Making music lessons fun: keep your students happy!
Many children ask their parents to sign them up to music lessons because they are enthusiastic about learning to play an instrument. Yet, when they actually take the lessons, they get bored and soon they quit. This has nothing to do with the natural skills of each child! Quite the opposite, it is up to the music instructor to motivate young students and make them have a wonderful time in class. What can you do to make your music lessons fun?
Timing is everything!
Children have shorter attention spans than adults. In fact, because of modern technologies, people tend to pay less attention each day! Nevertheless, this doesn’t mean the technology is a bad thing. On the contrary, it plays a huge role in making music lessons fun, as we’ll explain soon.
So what do we do to keep the concentration of a
child? In a few words, you should split each lesson into multiple activities.
And each of these should be different from the others. This requires a careful
For instance, you can dedicate the first 10 minutes to playing a well-known piece (or to rehearse something already taught). In the following minutes, the child may leave the instrument aside and, instead, so some music appreciation activity, a game, or watch some video, etc. Later, you may dedicate a few minutes to explain something new, and some more minutes are for the child to practice it.
In any case, it is important to let your students know what each activity is for. None of them is a waste of time!
Include music they like
When teaching music, of course, you want your students to get to know new music styles, genres, artists, and pieces. But take into account children already have a musical background and they want to share it! If a child loves modern rap, he or she associates it with having fun. And if they find out their music lessons completely lack those specific artists they enjoy, they will probably feel studying music has nothing to do with having fun.
So even if you love classical music and never
listen to anything newer than Tchaikovsky, you should still include some songs
that your students like. You can use them to compare scales, techniques, or to
show them a new chord, etc.
Shake, shake, and shake!
Your ideal music practice takes place in a quiet, peaceful room, resting comfortably in a chair and without any interruptions, so you can keep playing for hours and hours. But when it comes to teaching young children, having some active time is a must! This is because they have so much energy. The average 6-year-old child can’t be expected to sit down straight on the piano stool and remain quiet for an hour.
So make sure you include some dynamic exercises during the lesson. They can walk around, make palms, or stomp their feet, you can suggest a fun game of musical chairs, or even dance around! Sure, they need to be calm in order to practice, but they won’t give any instrument a chance if they get bored during music lessons. Make sure you are keeping your students engaged during the lessons, and encourage them to practice at least a short time every day when they are at home.
Make your music
lessons exigent enough

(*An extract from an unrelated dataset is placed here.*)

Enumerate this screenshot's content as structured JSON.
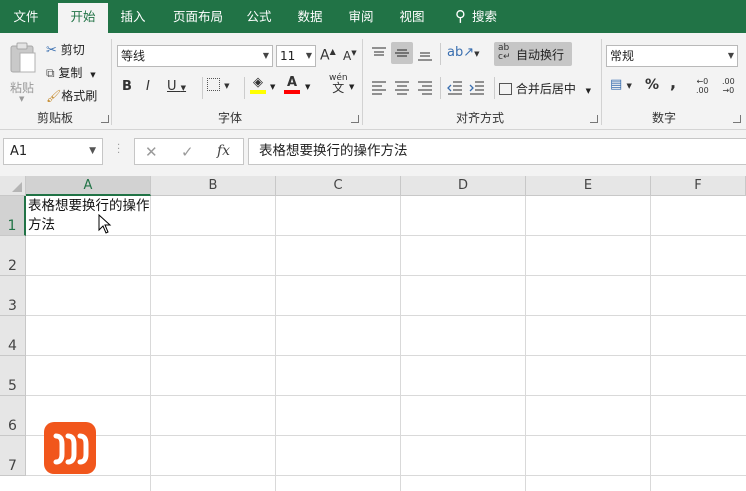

We all know learning to play an instrument can be difficult. That is why you should be careful about how much you demand of your students. If your class is way too difficult for them, soon they will get frustrated, and many children confuse being overwhelmed with being “bored”. In any case, they’ll give up!
Then again, if music lessons are way too simple, if the child finds herself repeating all over the same exercises even when she got them right at the start, or if learning music doesn’t provide students a challenge whatsoever, surely they will get bored. And, let’s face it, we couldn’t blame them.
Technology to the rescue!
Young students spend most of their free time in
front of screens. Yet, as we said before, technology is not your enemy when it
comes to music lessons. And while an old-fashioned music tutor may force their
students to turn off their cell phones, you know new technologies provide
amazing possibilities to enhance your lessons and make them more interesting!
Feel free to include some (or all) of the following:
- Apps: There are all kinds of apps that can help
your students learn faster, keep them practicing, creating their own musical
compositions, or enhancing their hearing abilities. Some of them are free to
- Web pages: If you work with computers, many
web pages offer thousands of resources when it comes to learning music theory,
discovering new instruments or artists around the world, or connecting with
- Videos: You can listen to music all the time, but if
every once in a while you play a video, children will surely appreciate this
breath of fresh air in the middle of a lesson.
- Sound processors: There are all kinds of computer
programs that allow you to record the practices, and play with the sound!
Include games and music appreciation
There are great music games
you can include in your lesson! From “pass the parcel” to “pop song charades”,
any child will have a blast if you give them a little break in the middle of
your class. Of course, it may be difficult to include certain games in
individual music lessons, but some others go great.
Last but not least, always plan some time for a music appreciation activity. Especially if you are teaching them to play an instrument, these activities are great for giving those little hands a rest. Children can lie on the floor or walk around as they listen to a new song, or draw a picture of how the music sounds, etc.
What other resources do you use to make your
music lessons fun? Please tell us!